But that first step of sensitising parents, spouses, siblings, and the woman herself about the potential of women outside of the boundaries of the house is critical. This point has been well articulated by Rohini Pande, who says policy responses could prove critical when the problem is rooted in social and behavioural norms, rather than a lack of resources.
An interesting recommendation, supported with evidence from the micro-credit sector, is the need to foster women’s social networks. Women are more likely to complete courses, take loans for business purposes and report higher household income and consumption when they bring a friend along. Investing in scalable behavioural change initiatives to break prevailing gender stereotypes at a national scale will call for some bold philanthropy.
Secondly, partnering with forward-thinking employers to demonstrate scalable solutions is equally crucial, something Sattva has been actively working on. As seen earlier, customer experience is one field where there is already a strong business case for employing more women. By working with progressive employers in high-growth industries and implementing specific interventions targeted at increasing the number of women, a wider case for employment of women can be established. This would require investment in ecosystem building activities such as research and measurement systems to build the evidence at an organisational level, not just at a macroeconomic one.
Thirdly, investing in women’s employability to enter or re-enter the workforce and providing flexible opportunities for women acquire the necessary job-related skills, while keeping the various demands on their time in mind is critical. In a world where blended learning is fast becoming the norm, women are naturally placed to make the most of this trend. As part of our work, we hope to bring about further innovation in making low-cost, flexible training programmes available for women.
Finally, the wide gap in Indian women’s participation in the workforce only means that there will be a cost associated with bridging this gap. While this cost would ultimately need to be borne by the employers and the women (and their families) themselves, in the short term, this would require significant support from the government as well as philanthropic organisations -- both for advocating and creating policy and systems, as well as for implementing them.
Having said that, we truly believe that these are not “costs”, but “investments” in the country’s future.
It is our hope that Preethi* and the many other women like her will no longer have to fight alone nor have to give up on their dreams of being a part of the workforce.

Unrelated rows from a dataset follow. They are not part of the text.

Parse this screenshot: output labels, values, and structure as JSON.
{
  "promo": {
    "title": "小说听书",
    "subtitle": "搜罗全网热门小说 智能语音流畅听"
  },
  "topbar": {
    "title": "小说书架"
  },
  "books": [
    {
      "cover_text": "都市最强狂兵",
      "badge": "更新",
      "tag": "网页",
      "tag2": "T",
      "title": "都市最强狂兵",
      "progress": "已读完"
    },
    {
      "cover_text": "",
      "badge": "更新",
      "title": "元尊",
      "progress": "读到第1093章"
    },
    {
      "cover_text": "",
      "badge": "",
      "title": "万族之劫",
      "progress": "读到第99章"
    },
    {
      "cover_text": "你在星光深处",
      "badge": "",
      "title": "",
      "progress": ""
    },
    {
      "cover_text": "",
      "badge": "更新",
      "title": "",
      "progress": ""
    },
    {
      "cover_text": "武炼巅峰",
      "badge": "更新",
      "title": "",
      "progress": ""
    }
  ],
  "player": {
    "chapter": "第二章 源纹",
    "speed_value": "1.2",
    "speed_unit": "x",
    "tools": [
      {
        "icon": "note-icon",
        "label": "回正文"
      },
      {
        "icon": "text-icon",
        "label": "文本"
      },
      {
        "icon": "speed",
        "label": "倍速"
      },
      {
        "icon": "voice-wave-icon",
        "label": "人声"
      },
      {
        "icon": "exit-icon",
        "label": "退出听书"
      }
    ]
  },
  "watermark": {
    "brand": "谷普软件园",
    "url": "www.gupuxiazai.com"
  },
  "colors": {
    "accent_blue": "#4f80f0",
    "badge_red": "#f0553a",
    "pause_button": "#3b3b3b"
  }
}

It is our hope, too, that they have equal opportunities to live productive and meaningful lives, earning the respect and credit that they are due, both in the workplace and in their communities. Why, you may ask. The answer to this question is simple and aptly summed up in a popular tagline: “Because they’re worth it.”
*All the names of the women cited in this article have been changed; all anecdotes are true.

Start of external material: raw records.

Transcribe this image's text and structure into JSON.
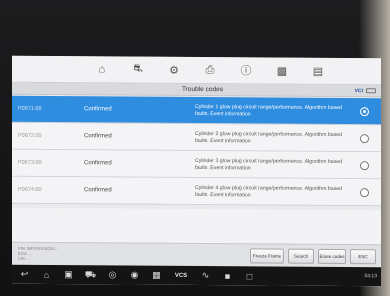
{
  "toolbar": {
    "icons": [
      "home-icon",
      "vehicle-switch-icon",
      "settings-icon",
      "print-icon",
      "help-icon",
      "save-icon",
      "data-icon"
    ]
  },
  "header": {
    "title": "Trouble codes",
    "vci_label": "VCI"
  },
  "codes": [
    {
      "code": "P0671:00",
      "status": "Confirmed",
      "description": "Cylinder 1 glow plug circuit range/performance. Algorithm based faults. Event information",
      "selected": true
    },
    {
      "code": "P0672:00",
      "status": "Confirmed",
      "description": "Cylinder 2 glow plug circuit range/performance. Algorithm based faults. Event information",
      "selected": false
    },
    {
      "code": "P0673:00",
      "status": "Confirmed",
      "description": "Cylinder 3 glow plug circuit range/performance. Algorithm based faults. Event information",
      "selected": false
    },
    {
      "code": "P0674:00",
      "status": "Confirmed",
      "description": "Cylinder 4 glow plug circuit range/performance. Algorithm based faults. Event information",
      "selected": false
    }
  ],
  "footer": {
    "vin_line1": "VIN: WF0XXXGCDX...",
    "vin_line2": "ECU: ...",
    "vin_line3": "CAL: ...",
    "freeze_frame": "Freeze Frame",
    "search": "Search",
    "erase_codes": "Erase codes",
    "esc": "ESC"
  },
  "navbar": {
    "vcs_label": "VCS",
    "time": "04:13"
  },
  "colors": {
    "selected_row": "#2f8de0",
    "accent": "#1a4f9c"
  }
}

Anita Kumar is Head, Solutions at Sattva, an organisation aimed at delivering high social impact on the ground by working in partnership with multiple stakeholders. The learnings in this piece have specifically been informed by Sattva’s work with JP Morgan Philanthropy Initiatives, FOSSIL Foundation, TRRAIN, SPI-Rockefeller Foundation, UNDP, Labournet, LEAP Skills, Unnati and AVTAR I-WIN. To know more about the “Women in Workforce” solution or to reach the author, please write to email@example.com.